Meissner, F., Grigutsch, L.A., Koranyi, N., Müller, F., & Rothermund, K. (2019). Predicting behavior with implicit measures: Disillusioning findings, reasonable explanations, and sophisticated solutions. Frontiers in Psychology: Cognitive Science, 10, 2483, 1-16. https://doi.org/10.3389/fpsyg.2019.02483
Two decades ago, the introduction of the Implicit Association Test (IAT) sparked enthusiastic reactions. With implicit measures like the IAT, researchers hoped to finally be able to bridge the gap between self-reported attitudes on one hand and behavior on the other. Twenty years of research and several meta-analyses later, however, we have to conclude that neither the IAT nor its derivatives have fulfilled these expectations. Their predictive value for behavioral criteria is weak and their incremental validity over and above self-report measures is negligible. In our review, we present an overview of explanations for these unsatisfactory findings and delineate promising ways forward. Over the years, several reasons for the IAT’s weak predictive validity have been proposed. They point to four potentially problematic features: First, the IAT is by no means a pure measure of individual differences in associations but suffers from extraneous influences like recoding. Hence, the predictive validity of IAT-scores should not be confused with the predictive validity of associations. Second, with the IAT, we usually aim to measure evaluation (“liking”) instead of motivation (“wanting”). Yet, behavior might be determined much more often by the latter than the former. Third, the IAT focuses on measuring associations instead of propositional beliefs and thus taps into a construct that might be too unspecific to account for behavior. Finally, studies on predictive validity are often characterized by a mismatch between predictor and criterion (e.g., while behavior is highly context-specific, the IAT usually takes into account neither the situation nor the domain). Recent research, however, also revealed advances addressing each of these problems, namely (1) procedural and analytical advances to control for recoding in the IAT, (2) measurement procedures to assess implicit wanting, (3) measurement procedures to assess implicit beliefs, and (4) approaches to increase the fit between implicit measures and behavioral criteria (e.g., by incorporating contextual information). Implicit measures like the IAT hold an enormous potential. In order to allow them to fulfill this potential, however, we have to refine our understanding of these measures, and we should incorporate recent conceptual and methodological advancements. This review provides specific recommendations on how to do so.
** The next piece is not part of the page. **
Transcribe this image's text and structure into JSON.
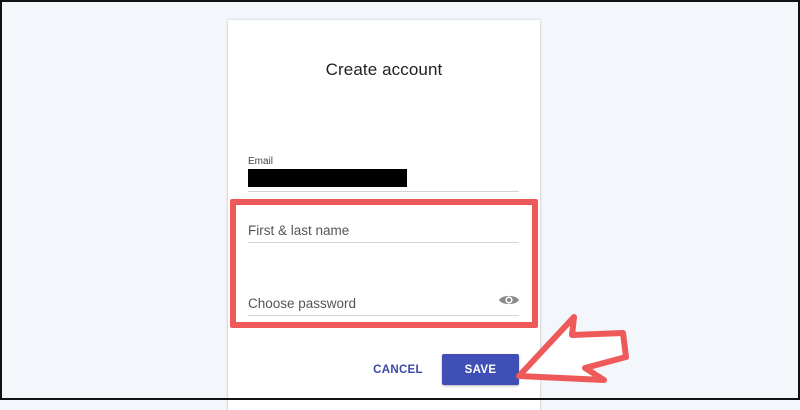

Sherman, J.W., & Klein, S.A.W. (2021). The four deadly sins of Implicit Attitude research. Frontiers in Psychology: Personality and Social Psychology, 11, 604340, Jan., 1-9. https://doi.org/10.3389/fpsyg.2020.604340
In this article, we describe four theoretical and methodological problems that have impeded implicit attitude research and the popular understanding of its findings. The problems all revolve around assumptions made about the relationships among measures (indirect vs. versus direct), constructs (implicit vs. explicit attitudes), cognitive processes (e.g., associative vs. propositional), and features of processing (automatic vs. controlled). These assumptions have confused our understandings of exactly what we are measuring, the processes that produce implicit evaluations, the meaning of differences in implicit evaluations across people and contexts, the meaning of changes in implicit evaluations in response to intervention, and how implicit evaluations predict behavior. We describe formal modeling as one means to address these problems, and provide illustrative examples. Clarifying these issues has important implications for our understanding of who has particular implicit evaluations and why, when those evaluations are likely to be particularly problematic, how we might best try to change them, and what interventions are best suited to minimize the effects of implicit evaluations on behavior.